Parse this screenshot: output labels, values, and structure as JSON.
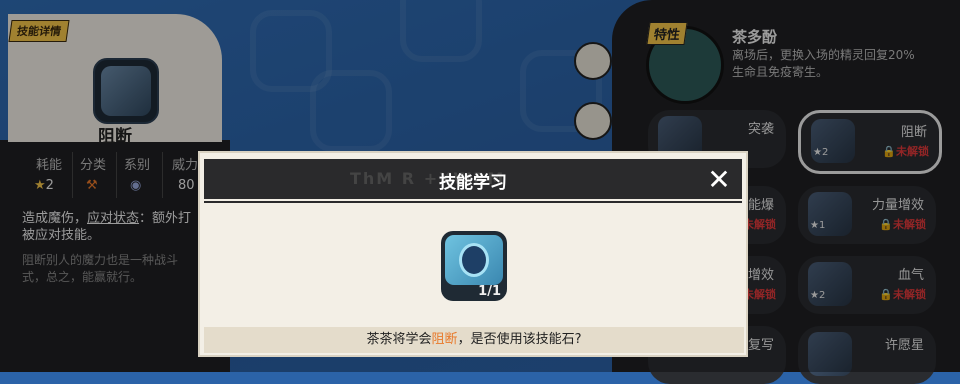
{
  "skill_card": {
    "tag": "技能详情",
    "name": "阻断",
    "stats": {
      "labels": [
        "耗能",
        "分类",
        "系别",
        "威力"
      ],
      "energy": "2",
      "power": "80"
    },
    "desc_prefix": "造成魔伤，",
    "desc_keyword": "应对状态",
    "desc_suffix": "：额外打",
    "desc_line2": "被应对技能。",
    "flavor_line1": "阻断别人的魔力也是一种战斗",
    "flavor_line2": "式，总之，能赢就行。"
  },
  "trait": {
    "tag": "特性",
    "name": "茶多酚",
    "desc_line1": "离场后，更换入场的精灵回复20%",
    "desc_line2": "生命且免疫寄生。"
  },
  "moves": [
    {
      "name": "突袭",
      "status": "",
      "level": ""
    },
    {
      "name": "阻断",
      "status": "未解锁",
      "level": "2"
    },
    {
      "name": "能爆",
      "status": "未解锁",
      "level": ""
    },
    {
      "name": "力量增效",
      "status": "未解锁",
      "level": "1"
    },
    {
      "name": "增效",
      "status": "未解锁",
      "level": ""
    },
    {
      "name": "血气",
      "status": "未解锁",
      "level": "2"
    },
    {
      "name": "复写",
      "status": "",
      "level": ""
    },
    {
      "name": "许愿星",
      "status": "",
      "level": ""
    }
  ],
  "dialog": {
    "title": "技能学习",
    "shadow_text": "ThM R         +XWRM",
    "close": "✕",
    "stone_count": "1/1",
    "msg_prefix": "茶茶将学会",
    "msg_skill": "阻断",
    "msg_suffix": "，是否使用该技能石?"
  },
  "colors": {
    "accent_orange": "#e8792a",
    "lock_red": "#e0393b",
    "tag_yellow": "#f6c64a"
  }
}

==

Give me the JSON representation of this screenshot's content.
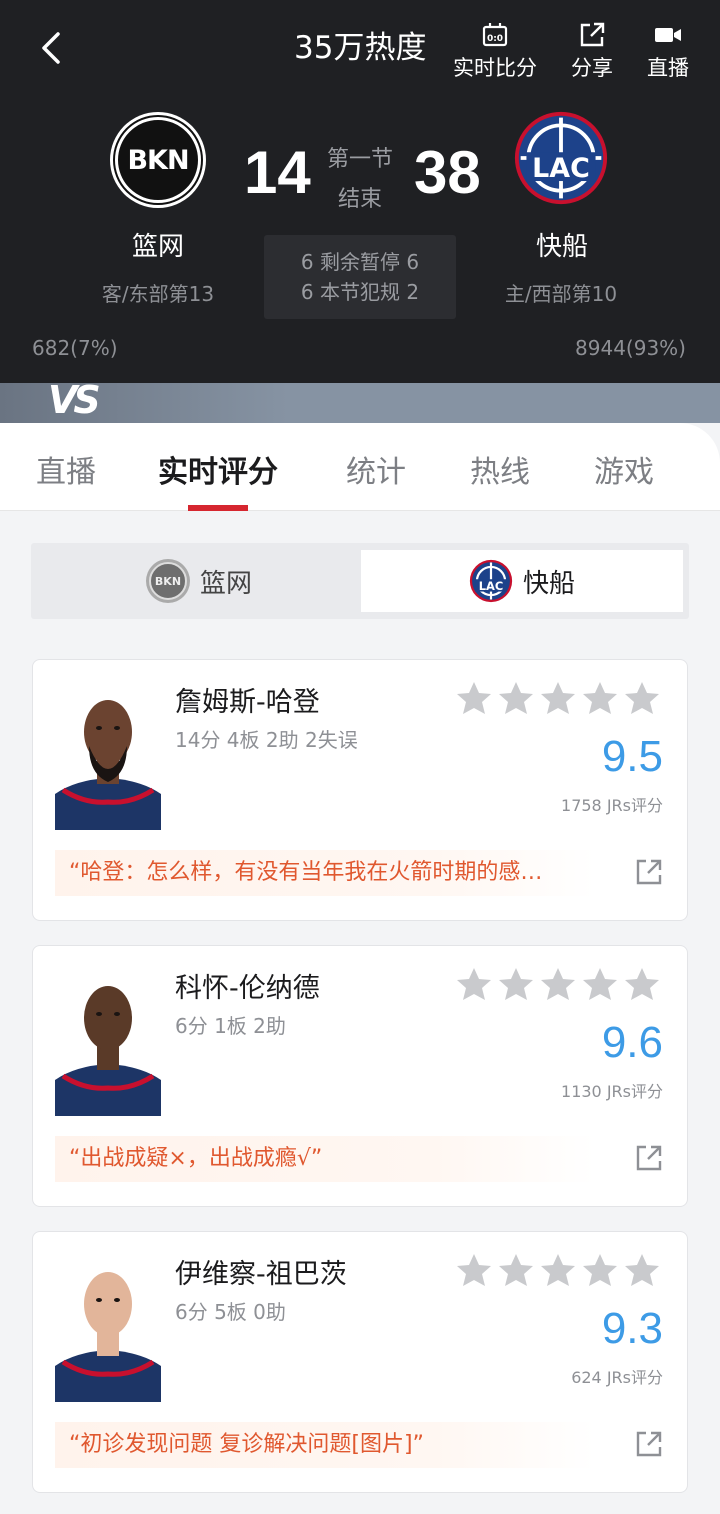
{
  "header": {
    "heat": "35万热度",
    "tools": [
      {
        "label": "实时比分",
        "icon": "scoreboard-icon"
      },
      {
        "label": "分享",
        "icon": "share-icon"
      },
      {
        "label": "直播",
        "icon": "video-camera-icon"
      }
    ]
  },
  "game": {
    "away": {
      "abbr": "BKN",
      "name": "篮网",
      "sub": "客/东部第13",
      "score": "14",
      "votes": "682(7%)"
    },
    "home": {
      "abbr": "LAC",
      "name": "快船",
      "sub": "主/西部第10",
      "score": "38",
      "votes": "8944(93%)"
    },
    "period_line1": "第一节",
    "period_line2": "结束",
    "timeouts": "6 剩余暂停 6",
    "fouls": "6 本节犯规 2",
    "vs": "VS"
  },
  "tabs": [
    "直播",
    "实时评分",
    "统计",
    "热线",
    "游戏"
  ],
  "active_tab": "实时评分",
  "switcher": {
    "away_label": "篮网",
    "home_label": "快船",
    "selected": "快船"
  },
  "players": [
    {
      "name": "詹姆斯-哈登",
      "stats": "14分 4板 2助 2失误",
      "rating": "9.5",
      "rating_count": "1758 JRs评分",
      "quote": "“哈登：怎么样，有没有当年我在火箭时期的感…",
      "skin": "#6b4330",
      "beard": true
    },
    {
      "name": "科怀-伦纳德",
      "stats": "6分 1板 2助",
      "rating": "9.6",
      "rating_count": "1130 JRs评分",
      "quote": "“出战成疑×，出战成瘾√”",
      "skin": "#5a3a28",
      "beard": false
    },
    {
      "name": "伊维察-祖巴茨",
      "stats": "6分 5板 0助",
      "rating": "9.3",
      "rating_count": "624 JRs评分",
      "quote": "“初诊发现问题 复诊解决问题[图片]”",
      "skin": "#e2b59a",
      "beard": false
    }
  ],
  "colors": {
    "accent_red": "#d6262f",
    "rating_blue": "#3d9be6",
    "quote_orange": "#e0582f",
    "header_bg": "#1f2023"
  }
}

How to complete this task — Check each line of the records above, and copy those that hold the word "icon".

Answer to this exercise —
        "icon": "scoreboard-icon"
        "icon": "share-icon"
        "icon": "video-camera-icon"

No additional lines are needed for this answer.